 L1 is rarely ~1 cycle access, there are even a few architectures that can't
 write to L1 at all,

And I work on GPU, so I can understand that pain. Then again, I'm so much more conscious of my code in those situations. For example, the following are not all created equal: for(uint i = 0; i < length; i++) for( int i = 0; i < length; i++) for(uint i = length-1; i >= 0; i--) for( int i = length-1; i >= 0; i--)
 and I've never come in contact with a compiler that can
 do anything useful with the const keyword in C. That said __restrict is
 fundamentally different than const, const suggests I can't change the
 memory pointed at, when that is often exactly what I intend to do.

My point, was that there are C++ compilers that do do things (not) useful with const, that are in principal the exact same things that would happen to a __restrict object. And it caused lots of hard to find bugs. So I feel safe in saying that usage of __restrict should never be wide spread.
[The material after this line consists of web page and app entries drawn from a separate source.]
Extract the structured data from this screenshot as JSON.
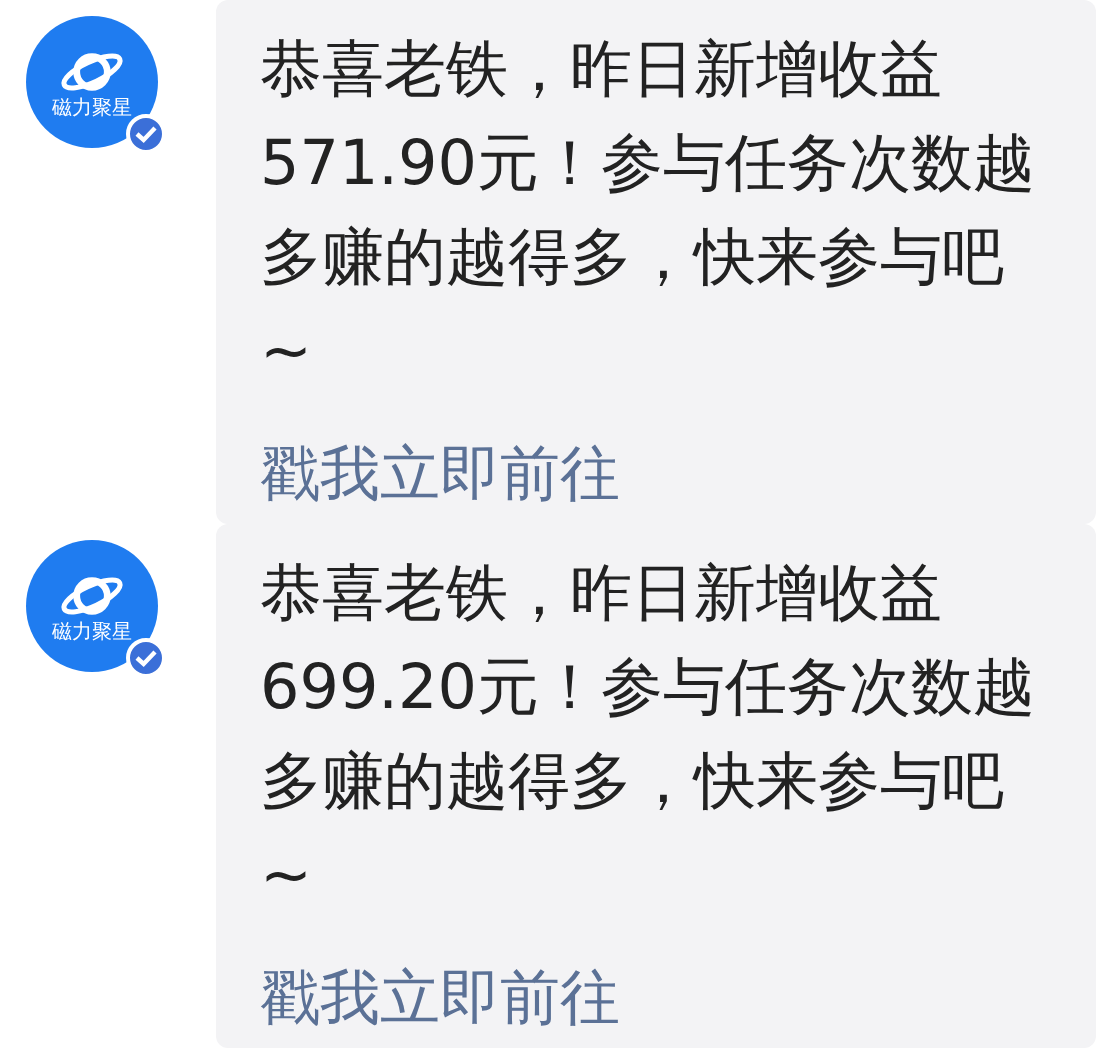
{
  "messages": [
    {
      "avatar": {
        "label": "磁力聚星",
        "verified": true
      },
      "text": "恭喜老铁，昨日新增收益571.90元！参与任务次数越多赚的越得多，快来参与吧~",
      "link": "戳我立即前往"
    },
    {
      "avatar": {
        "label": "磁力聚星",
        "verified": true
      },
      "text": "恭喜老铁，昨日新增收益699.20元！参与任务次数越多赚的越得多，快来参与吧~",
      "link": "戳我立即前往"
    }
  ]
}
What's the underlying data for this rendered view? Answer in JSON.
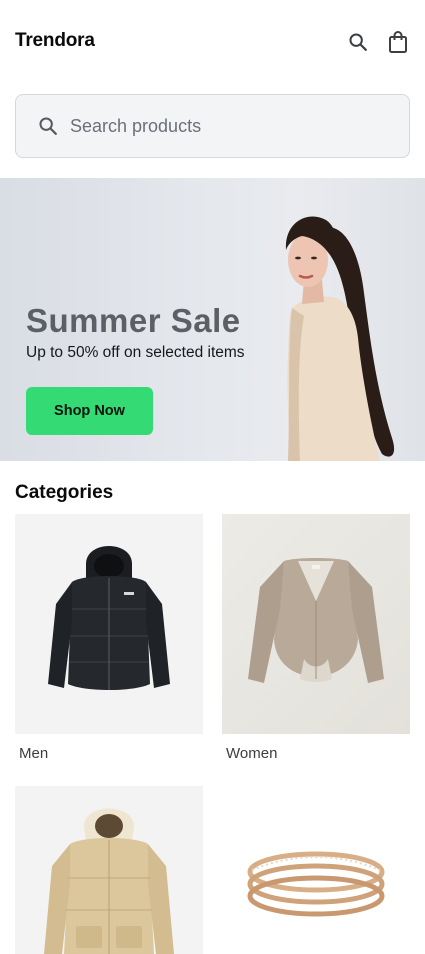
{
  "header": {
    "brand": "Trendora",
    "icons": [
      "search-icon",
      "shopping-bag-icon"
    ]
  },
  "search": {
    "placeholder": "Search products",
    "value": "",
    "icon": "search-icon"
  },
  "hero": {
    "title": "Summer Sale",
    "subtitle": "Up to 50% off on selected items",
    "cta_label": "Shop Now",
    "cta_color": "#34db74"
  },
  "categories": {
    "title": "Categories",
    "items": [
      {
        "label": "Men",
        "image": "black puffer jacket"
      },
      {
        "label": "Women",
        "image": "beige cardigan"
      },
      {
        "label": "",
        "image": "beige hooded puffer jacket"
      },
      {
        "label": "",
        "image": "gold ring"
      }
    ]
  },
  "colors": {
    "accent": "#34db74",
    "text": "#0b0b0b",
    "hero_title": "#5c5f64"
  }
}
It should only be used in well understood and controlled code hot spots.
 It seems to be very hard to convince people who have never had to work on
 these platforms that it's really important :/

One of the best ways to do that it to prove it with numbers, with real code that a consciousness embedded developer could be expected to write.
Oct 21 2011
prev sibling parent Don <nospam nospam.com> writes:
On 19.10.2011 10:41, Manu wrote:
 I sent an email about this once before... but there was no real
 response/discussion on the topic.

 I just want to emphasise the importance of __restrict in optimising hot
 code, and I'm curious to know if there has already been discussion on
 the matter? Plans for implementation? Workarounds?
 I'd have thought that surely guys like Don would have considered and
 care about these details intimately?

 - Manu

In addition to what others have said, __restrict is not very low-hanging fruit for D. The main reason for this is that D's arrays always know their length. (Somebody mentioned array operations, but I don't think they are terribly important for __restrict; rather, it's the fact that arrays retain their length information). Many operations which would be done with pointers in C, are done with arrays in D, and it's very easy to check for aliasing of arrays. Pointers aren't even allowed in safe code. A secondary reason is that D has immutable. Unlike C++'s const, this *can* be used for optimisation. And we also have the guarantee that memory is not shared between threads. In view of this, it's not at all clear to me that the C __restrict concept is immediately applicable to D without modification. Thus: (1) __restrict is more important (has wider applicability) in C than in D; (2) some very important array and immutable optimisations haven't been done yet; it is believed that they will have a far bigger impact than __restrict. So __restrict is a low priority at this stage.
Oct 23 2011